* **What to produce**:
Return all lines of the records that contain the word "date".

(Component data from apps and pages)
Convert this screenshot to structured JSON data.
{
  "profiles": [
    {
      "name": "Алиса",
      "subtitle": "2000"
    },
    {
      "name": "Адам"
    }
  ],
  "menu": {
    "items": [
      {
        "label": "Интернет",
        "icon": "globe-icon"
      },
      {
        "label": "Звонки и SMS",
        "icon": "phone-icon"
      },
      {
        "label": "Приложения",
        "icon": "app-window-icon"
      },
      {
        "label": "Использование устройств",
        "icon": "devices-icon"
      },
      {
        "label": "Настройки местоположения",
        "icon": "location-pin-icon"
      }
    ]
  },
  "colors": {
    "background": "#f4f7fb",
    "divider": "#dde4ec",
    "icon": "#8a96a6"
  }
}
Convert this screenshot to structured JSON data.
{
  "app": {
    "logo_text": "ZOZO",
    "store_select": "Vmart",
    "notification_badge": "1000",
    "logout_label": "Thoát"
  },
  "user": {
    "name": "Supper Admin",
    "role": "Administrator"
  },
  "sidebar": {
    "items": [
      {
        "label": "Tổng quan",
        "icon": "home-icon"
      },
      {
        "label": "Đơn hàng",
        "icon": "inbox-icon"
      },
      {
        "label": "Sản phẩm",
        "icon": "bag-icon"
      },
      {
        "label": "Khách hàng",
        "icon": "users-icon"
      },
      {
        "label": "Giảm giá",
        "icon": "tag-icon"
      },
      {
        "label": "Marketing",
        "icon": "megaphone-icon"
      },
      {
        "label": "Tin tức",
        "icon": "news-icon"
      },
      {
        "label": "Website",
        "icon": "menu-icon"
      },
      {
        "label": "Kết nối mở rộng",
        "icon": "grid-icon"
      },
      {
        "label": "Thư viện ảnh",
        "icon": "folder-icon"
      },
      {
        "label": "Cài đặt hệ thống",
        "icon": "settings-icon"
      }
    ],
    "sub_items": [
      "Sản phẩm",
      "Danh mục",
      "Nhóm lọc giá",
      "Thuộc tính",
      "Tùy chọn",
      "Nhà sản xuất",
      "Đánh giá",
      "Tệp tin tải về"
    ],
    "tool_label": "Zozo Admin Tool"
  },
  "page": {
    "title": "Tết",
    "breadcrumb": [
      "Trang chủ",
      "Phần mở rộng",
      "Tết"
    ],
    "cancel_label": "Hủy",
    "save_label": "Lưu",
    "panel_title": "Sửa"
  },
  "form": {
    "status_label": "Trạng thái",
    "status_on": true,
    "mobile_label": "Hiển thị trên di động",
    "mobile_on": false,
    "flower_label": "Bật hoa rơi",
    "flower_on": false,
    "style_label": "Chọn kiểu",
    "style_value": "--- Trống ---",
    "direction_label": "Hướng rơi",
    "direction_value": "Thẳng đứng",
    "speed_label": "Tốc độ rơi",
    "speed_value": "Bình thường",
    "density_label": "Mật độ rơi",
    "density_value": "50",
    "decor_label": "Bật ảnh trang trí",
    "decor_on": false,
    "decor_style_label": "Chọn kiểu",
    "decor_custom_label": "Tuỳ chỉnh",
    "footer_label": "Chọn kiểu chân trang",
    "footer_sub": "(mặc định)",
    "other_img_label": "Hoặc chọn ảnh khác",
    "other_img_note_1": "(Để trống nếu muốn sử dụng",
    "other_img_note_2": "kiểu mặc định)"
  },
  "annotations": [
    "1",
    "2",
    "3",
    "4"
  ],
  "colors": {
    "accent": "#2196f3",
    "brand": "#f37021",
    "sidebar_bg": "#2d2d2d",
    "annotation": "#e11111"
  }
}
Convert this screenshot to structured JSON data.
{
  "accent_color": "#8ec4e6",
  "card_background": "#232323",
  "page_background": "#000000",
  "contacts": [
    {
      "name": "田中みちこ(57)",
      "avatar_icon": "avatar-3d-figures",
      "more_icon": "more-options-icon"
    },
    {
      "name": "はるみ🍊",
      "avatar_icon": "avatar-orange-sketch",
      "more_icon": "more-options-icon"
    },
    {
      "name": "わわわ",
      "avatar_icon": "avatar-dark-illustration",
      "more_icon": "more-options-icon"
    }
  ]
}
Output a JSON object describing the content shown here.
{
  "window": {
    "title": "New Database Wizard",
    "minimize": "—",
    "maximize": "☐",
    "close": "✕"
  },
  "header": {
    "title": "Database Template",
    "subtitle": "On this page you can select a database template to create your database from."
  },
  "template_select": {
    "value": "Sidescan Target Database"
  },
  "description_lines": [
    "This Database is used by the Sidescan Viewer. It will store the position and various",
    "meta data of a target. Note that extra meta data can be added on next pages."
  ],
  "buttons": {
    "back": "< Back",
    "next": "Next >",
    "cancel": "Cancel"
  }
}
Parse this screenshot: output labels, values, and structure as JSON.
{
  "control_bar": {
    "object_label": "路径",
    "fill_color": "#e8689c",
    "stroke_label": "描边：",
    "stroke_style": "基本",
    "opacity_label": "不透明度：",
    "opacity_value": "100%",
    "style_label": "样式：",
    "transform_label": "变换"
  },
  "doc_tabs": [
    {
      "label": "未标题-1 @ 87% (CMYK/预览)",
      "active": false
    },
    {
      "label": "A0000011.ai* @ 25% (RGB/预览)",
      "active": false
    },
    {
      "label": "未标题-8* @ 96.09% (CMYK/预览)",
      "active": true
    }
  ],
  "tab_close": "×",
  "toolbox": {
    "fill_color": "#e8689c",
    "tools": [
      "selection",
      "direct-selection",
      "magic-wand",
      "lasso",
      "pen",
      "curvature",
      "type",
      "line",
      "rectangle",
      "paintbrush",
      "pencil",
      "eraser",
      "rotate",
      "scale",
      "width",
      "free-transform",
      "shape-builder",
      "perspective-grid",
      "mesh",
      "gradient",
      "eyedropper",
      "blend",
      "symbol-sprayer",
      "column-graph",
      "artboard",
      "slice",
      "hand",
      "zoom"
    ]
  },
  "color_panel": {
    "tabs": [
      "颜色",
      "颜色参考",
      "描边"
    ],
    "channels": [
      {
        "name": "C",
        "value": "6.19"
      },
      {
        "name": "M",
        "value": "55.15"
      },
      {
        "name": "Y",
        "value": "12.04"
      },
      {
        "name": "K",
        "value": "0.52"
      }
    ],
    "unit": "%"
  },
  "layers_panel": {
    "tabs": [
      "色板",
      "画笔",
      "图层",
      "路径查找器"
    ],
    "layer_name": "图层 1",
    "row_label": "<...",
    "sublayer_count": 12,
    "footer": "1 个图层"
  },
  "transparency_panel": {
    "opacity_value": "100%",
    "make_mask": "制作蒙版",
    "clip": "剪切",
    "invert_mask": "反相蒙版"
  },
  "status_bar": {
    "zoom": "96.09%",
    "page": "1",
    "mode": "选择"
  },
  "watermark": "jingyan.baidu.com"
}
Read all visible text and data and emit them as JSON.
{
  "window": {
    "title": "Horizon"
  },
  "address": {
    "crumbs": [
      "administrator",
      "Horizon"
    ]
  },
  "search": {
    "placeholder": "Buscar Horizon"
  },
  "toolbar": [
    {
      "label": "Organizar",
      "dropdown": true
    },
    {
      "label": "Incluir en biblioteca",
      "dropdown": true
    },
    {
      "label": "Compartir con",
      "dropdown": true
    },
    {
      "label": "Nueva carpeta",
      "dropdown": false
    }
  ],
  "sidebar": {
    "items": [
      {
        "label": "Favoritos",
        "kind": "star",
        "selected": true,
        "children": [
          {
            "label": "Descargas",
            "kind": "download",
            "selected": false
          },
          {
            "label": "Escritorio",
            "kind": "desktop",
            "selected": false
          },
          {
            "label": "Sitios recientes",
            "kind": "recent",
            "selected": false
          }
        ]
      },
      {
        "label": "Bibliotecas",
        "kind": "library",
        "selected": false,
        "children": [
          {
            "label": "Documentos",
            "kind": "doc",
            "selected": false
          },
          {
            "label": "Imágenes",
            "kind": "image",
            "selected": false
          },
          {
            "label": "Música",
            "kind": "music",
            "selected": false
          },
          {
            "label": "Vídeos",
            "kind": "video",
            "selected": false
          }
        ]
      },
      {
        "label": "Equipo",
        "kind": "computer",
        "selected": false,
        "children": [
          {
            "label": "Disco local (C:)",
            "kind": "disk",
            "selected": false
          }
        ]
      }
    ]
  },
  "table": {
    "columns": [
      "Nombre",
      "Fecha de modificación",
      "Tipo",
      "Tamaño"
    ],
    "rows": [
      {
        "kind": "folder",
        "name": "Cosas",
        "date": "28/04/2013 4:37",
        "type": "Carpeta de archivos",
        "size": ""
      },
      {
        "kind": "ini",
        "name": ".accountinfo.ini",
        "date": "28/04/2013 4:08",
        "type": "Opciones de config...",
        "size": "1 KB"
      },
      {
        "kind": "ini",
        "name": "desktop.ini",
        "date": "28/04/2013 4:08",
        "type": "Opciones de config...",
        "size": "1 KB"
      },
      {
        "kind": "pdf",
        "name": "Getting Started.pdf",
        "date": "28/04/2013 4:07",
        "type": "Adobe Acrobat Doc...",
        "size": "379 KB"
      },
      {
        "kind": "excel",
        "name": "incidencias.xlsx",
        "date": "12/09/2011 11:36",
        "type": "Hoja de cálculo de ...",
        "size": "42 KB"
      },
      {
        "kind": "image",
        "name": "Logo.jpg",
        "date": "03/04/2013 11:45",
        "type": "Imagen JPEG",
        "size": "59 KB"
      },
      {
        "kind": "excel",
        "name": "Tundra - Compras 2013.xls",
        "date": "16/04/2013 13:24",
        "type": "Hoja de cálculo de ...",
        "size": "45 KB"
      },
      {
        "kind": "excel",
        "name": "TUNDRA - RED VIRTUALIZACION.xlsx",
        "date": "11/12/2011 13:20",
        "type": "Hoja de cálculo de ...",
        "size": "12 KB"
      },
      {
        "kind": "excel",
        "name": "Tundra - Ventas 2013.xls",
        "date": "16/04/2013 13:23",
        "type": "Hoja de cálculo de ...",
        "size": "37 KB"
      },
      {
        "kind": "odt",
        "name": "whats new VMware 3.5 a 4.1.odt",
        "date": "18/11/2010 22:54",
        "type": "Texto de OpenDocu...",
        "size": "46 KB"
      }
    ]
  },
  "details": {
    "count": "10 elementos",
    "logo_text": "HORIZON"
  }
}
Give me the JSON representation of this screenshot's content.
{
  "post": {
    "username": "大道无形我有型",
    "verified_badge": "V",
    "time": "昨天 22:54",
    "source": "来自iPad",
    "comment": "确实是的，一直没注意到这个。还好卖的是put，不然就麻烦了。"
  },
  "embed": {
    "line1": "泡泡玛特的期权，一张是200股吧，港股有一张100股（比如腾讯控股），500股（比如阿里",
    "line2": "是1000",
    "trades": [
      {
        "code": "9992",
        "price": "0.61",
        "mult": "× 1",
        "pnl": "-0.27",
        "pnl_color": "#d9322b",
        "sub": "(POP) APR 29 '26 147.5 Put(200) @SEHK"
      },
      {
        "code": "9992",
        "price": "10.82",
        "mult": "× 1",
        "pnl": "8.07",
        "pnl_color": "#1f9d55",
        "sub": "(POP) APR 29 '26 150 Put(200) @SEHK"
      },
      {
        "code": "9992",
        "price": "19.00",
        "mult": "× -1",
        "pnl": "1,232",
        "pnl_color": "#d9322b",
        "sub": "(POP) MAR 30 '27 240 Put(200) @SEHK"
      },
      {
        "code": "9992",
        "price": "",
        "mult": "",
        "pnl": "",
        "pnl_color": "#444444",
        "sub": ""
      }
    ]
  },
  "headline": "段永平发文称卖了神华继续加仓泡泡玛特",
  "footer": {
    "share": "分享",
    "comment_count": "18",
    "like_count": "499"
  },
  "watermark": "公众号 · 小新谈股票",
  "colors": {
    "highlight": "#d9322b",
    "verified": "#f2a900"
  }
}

* **Response for this exercise**:
        "date": "28/04/2013 4:37",
        "date": "28/04/2013 4:08",
        "date": "28/04/2013 4:08",
        "date": "28/04/2013 4:07",
        "date": "12/09/2011 11:36",
        "date": "03/04/2013 11:45",
        "date": "16/04/2013 13:24",
        "date": "11/12/2011 13:20",
        "date": "16/04/2013 13:23",
        "date": "18/11/2010 22:54",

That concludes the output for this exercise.